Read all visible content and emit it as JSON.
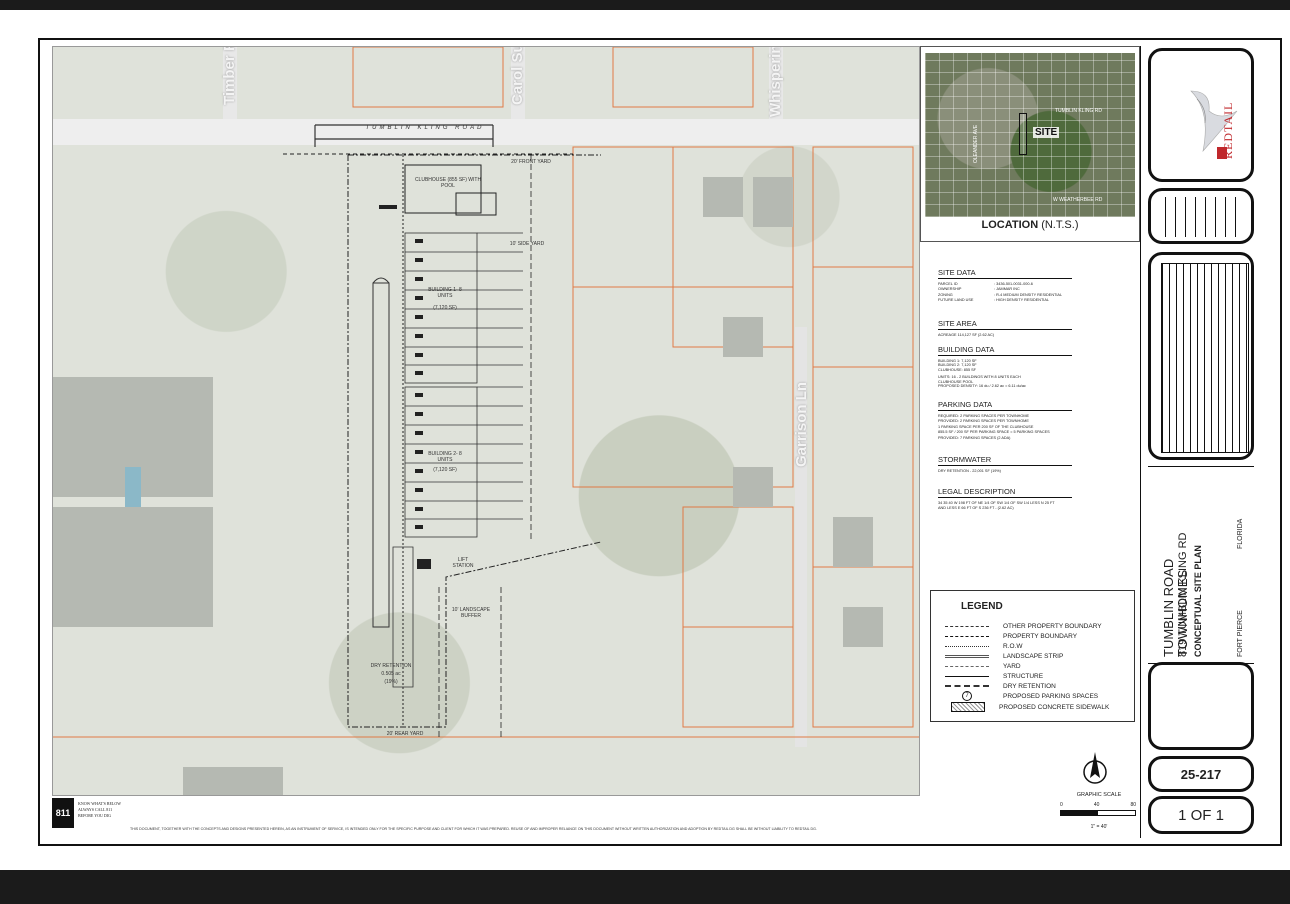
{
  "streets": {
    "timber_ridge": "Timber Ridge Ln",
    "carol_susan": "Carol Susan Ln",
    "whispering_pines": "Whispering Pines Ln",
    "garrison": "Garrison Ln",
    "tumblin_kling": "TUMBLIN KLING ROAD"
  },
  "plan_labels": {
    "clubhouse": "CLUBHOUSE (855 SF) WITH POOL",
    "building1": "BUILDING 1- 8 UNITS",
    "building1_sf": "(7,120 SF)",
    "building2": "BUILDING 2- 8 UNITS",
    "building2_sf": "(7,120 SF)",
    "dry_retention": "DRY RETENTION",
    "dry_retention_area": "0.505 ac",
    "dry_retention_pct": "(19%)",
    "landscape_buffer": "10' LANDSCAPE BUFFER",
    "side_yard": "10' SIDE YARD",
    "rear_yard": "20' REAR YARD",
    "front_yard": "20' FRONT YARD",
    "lift_station": "LIFT STATION"
  },
  "location": {
    "caption": "LOCATION",
    "nts": "(N.T.S.)",
    "site": "SITE",
    "tumblin_kling_rd": "TUMBLIN KLING RD",
    "w_weatherbee_rd": "W WEATHERBEE RD",
    "oleander_ave": "OLEANDER AVE"
  },
  "site_data": {
    "heading": "SITE DATA",
    "rows": [
      {
        "k": "PARCEL ID",
        "v": ": 3436-501-0031-000-6"
      },
      {
        "k": "OWNERSHIP",
        "v": ": JAMMAR INC"
      },
      {
        "k": "ZONING",
        "v": ": R-4 MEDIUM DENSITY RESIDENTIAL"
      },
      {
        "k": "FUTURE LAND USE",
        "v": ": HIGH DENSITY RESIDENTIAL"
      }
    ]
  },
  "site_area": {
    "heading": "SITE AREA",
    "line": "ACREAGE 114,127 SF (2.62 AC)"
  },
  "building_data": {
    "heading": "BUILDING DATA",
    "lines": [
      "BUILDING 1: 7,120 SF",
      "BUILDING 2: 7,120 SF",
      "CLUBHOUSE: 855 SF",
      "",
      "UNITS: 16 - 2 BUILDINGS WITH 8 UNITS EACH",
      "CLUBHOUSE POOL",
      "PROPOSED DENSITY: 16 du / 2.62 ac = 6.11 du/ac"
    ]
  },
  "parking_data": {
    "heading": "PARKING DATA",
    "lines": [
      "REQUIRED: 2 PARKING SPACES PER TOWNHOME",
      "PROVIDED: 2 PARKING SPACES PER TOWNHOME",
      "1 PARKING SPACE PER 200 SF OF THE CLUBHOUSE",
      "855.5 SF / 200 SF PER PARKING SPACE = 5 PARKING SPACES",
      "PROVIDED: 7 PARKING SPACES (2 ADA)"
    ]
  },
  "stormwater": {
    "heading": "STORMWATER",
    "line": "DRY RETENTION - 22,001 SF (19%)"
  },
  "legal": {
    "heading": "LEGAL DESCRIPTION",
    "lines": [
      "34 35 40 W 198 FT OF NE 1/4 OF SW 1/4 OF SW 1/4 LESS N 25 FT",
      "AND LESS E 66 FT OF S 236 FT - (2.62 AC)"
    ]
  },
  "legend": {
    "title": "LEGEND",
    "items": [
      "OTHER PROPERTY BOUNDARY",
      "PROPERTY BOUNDARY",
      "R.O.W",
      "LANDSCAPE STRIP",
      "YARD",
      "STRUCTURE",
      "DRY RETENTION",
      "PROPOSED PARKING SPACES",
      "PROPOSED CONCRETE SIDEWALK"
    ],
    "parking_symbol": "7"
  },
  "scale": {
    "label": "GRAPHIC SCALE",
    "ticks": [
      "0",
      "40",
      "80"
    ],
    "ratio": "1\" = 40'"
  },
  "title_block": {
    "project": "TUMBLIN ROAD TOWNHOMES",
    "address": "819 TUMBLIN KLING RD",
    "sheet_title": "CONCEPTUAL SITE PLAN",
    "city": "FORT PIERCE",
    "state": "FLORIDA",
    "job_number": "25-217",
    "sheet_number": "1 OF 1",
    "logo_text": "REDTAIL"
  },
  "logo811": {
    "number": "811",
    "text1": "KNOW WHAT'S BELOW",
    "text2": "ALWAYS CALL 811",
    "text3": "BEFORE YOU DIG"
  },
  "disclaimer": "THIS DOCUMENT, TOGETHER WITH THE CONCEPTS AND DESIGNS PRESENTED HEREIN, AS AN INSTRUMENT OF SERVICE, IS INTENDED ONLY FOR THE SPECIFIC PURPOSE AND CLIENT FOR WHICH IT WAS PREPARED. REUSE OF AND IMPROPER RELIANCE ON THIS DOCUMENT WITHOUT WRITTEN AUTHORIZATION AND ADOPTION BY REDTAIL DG SHALL BE WITHOUT LIABILITY TO REDTAIL DG.",
  "colors": {
    "property_line": "#e07a45",
    "brand_red": "#c0282c",
    "ink": "#111111"
  }
}
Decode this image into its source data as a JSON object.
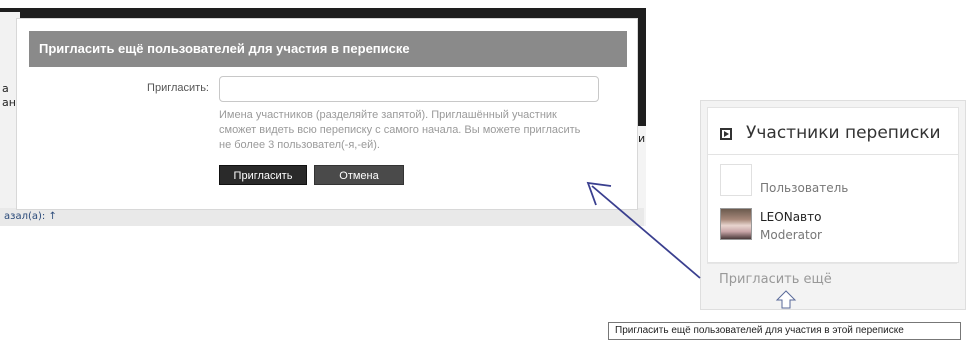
{
  "background_page": {
    "footer_fragment": "азал(а): ↑",
    "left_fragment_1": "а",
    "left_fragment_2": "ан",
    "right_fragment": "и"
  },
  "modal": {
    "title": "Пригласить ещё пользователей для участия в переписке",
    "invite_label": "Пригласить:",
    "invite_value": "",
    "hint": "Имена участников (разделяйте запятой). Приглашённый участник сможет видеть всю переписку с самого начала. Вы можете пригласить не более 3 пользовател(-я,-ей).",
    "invite_button": "Пригласить",
    "cancel_button": "Отмена"
  },
  "panel": {
    "title": "Участники переписки",
    "title_icon": "play-square-icon",
    "participants": [
      {
        "name": "",
        "role": "Пользователь",
        "avatar": "blank-avatar"
      },
      {
        "name": "LEONавто",
        "role": "Moderator",
        "avatar": "photo-avatar"
      }
    ],
    "invite_more": "Пригласить ещё"
  },
  "tooltip": {
    "text": "Пригласить ещё пользователей для участия в этой переписке"
  },
  "colors": {
    "modal_header": "#8a8a8a",
    "arrow": "#3a3f8f",
    "primary_button": "#2a2a2a"
  }
}
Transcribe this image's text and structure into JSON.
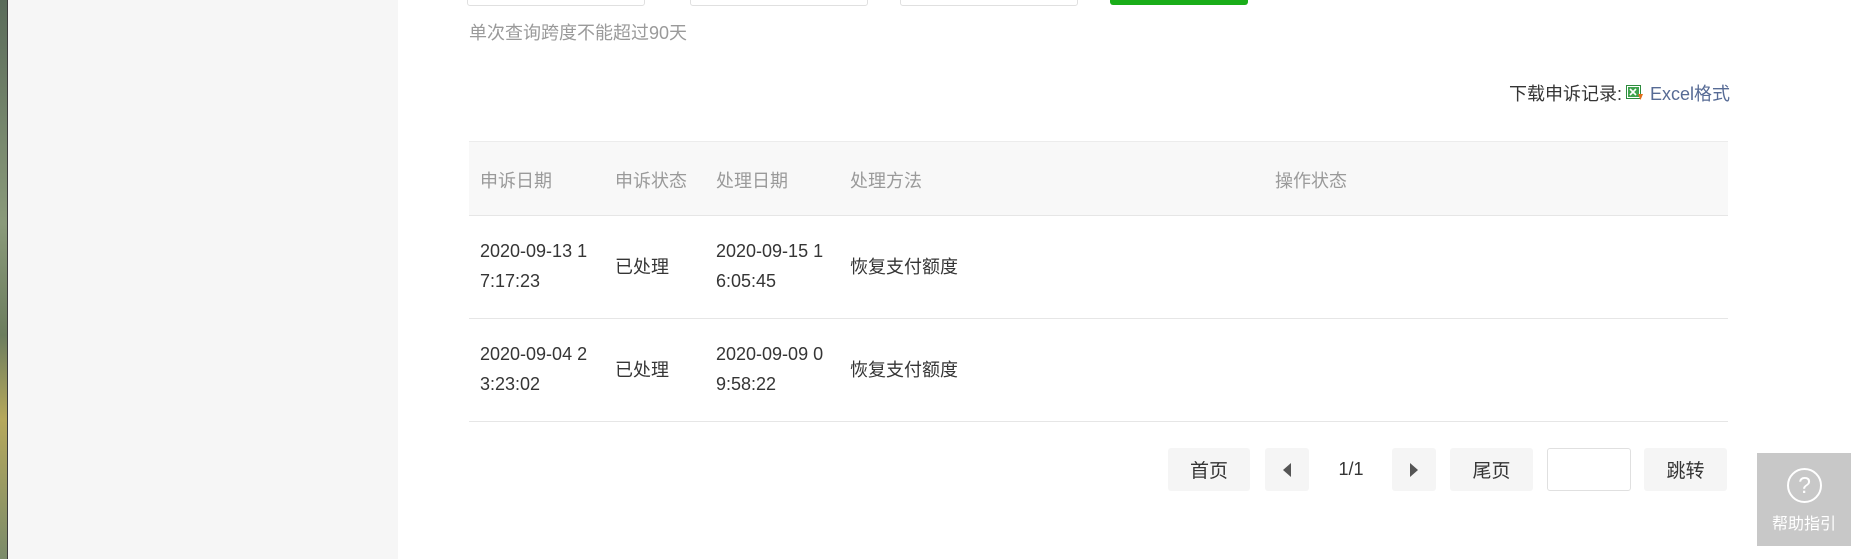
{
  "filters": {
    "hint": "单次查询跨度不能超过90天"
  },
  "download": {
    "label": "下载申诉记录:",
    "icon": "excel-icon",
    "link_text": "Excel格式"
  },
  "table": {
    "headers": {
      "date": "申诉日期",
      "status": "申诉状态",
      "process_date": "处理日期",
      "method": "处理方法",
      "op_status": "操作状态"
    },
    "rows": [
      {
        "date": "2020-09-13 17:17:23",
        "status": "已处理",
        "process_date": "2020-09-15 16:05:45",
        "method": "恢复支付额度",
        "op_status": ""
      },
      {
        "date": "2020-09-04 23:23:02",
        "status": "已处理",
        "process_date": "2020-09-09 09:58:22",
        "method": "恢复支付额度",
        "op_status": ""
      }
    ]
  },
  "pagination": {
    "first": "首页",
    "page_indicator": "1/1",
    "last": "尾页",
    "jump_value": "",
    "jump": "跳转"
  },
  "help": {
    "icon": "?",
    "label": "帮助指引"
  },
  "colors": {
    "accent_green": "#1aad19",
    "link_blue": "#576b95",
    "header_bg": "#f8f8f8"
  }
}
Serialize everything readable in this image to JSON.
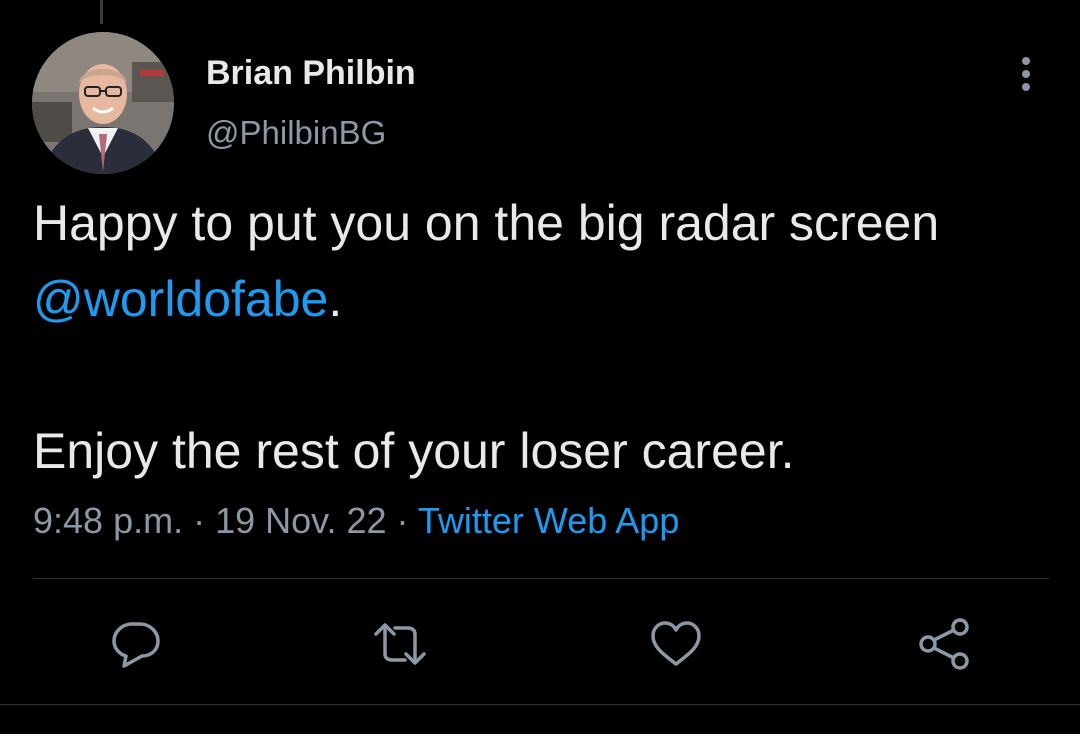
{
  "tweet": {
    "author": {
      "display_name": "Brian Philbin",
      "handle": "@PhilbinBG",
      "avatar_icon": "profile-photo"
    },
    "text": {
      "line1_prefix": "Happy to put you on the big radar screen ",
      "mention": "@worldofabe",
      "line1_suffix": ".",
      "line2": "Enjoy the rest of your loser career."
    },
    "meta": {
      "time": "9:48 p.m.",
      "separator": " · ",
      "date": "19 Nov. 22",
      "source": "Twitter Web App"
    },
    "actions": [
      {
        "name": "reply",
        "icon": "reply-icon"
      },
      {
        "name": "retweet",
        "icon": "retweet-icon"
      },
      {
        "name": "like",
        "icon": "heart-icon"
      },
      {
        "name": "share",
        "icon": "share-icon"
      }
    ],
    "more_icon": "more-options-icon"
  },
  "colors": {
    "background": "#000000",
    "text": "#e7e9ea",
    "secondary": "#8b98a5",
    "accent": "#1d9bf0",
    "icon": "#8b98a5",
    "divider": "#2f3336"
  }
}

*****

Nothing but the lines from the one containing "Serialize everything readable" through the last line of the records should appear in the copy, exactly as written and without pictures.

Serialize everything readable in this image to JSON.
{
  "tweet": {
    "author": {
      "display_name": "Brian Philbin",
      "handle": "@PhilbinBG",
      "avatar_icon": "profile-photo"
    },
    "text": {
      "line1_prefix": "Happy to put you on the big radar screen ",
      "mention": "@worldofabe",
      "line1_suffix": ".",
      "line2": "Enjoy the rest of your loser career."
    },
    "meta": {
      "time": "9:48 p.m.",
      "separator": " · ",
      "date": "19 Nov. 22",
      "source": "Twitter Web App"
    },
    "actions": [
      {
        "name": "reply",
        "icon": "reply-icon"
      },
      {
        "name": "retweet",
        "icon": "retweet-icon"
      },
      {
        "name": "like",
        "icon": "heart-icon"
      },
      {
        "name": "share",
        "icon": "share-icon"
      }
    ],
    "more_icon": "more-options-icon"
  },
  "colors": {
    "background": "#000000",
    "text": "#e7e9ea",
    "secondary": "#8b98a5",
    "accent": "#1d9bf0",
    "icon": "#8b98a5",
    "divider": "#2f3336"
  }
}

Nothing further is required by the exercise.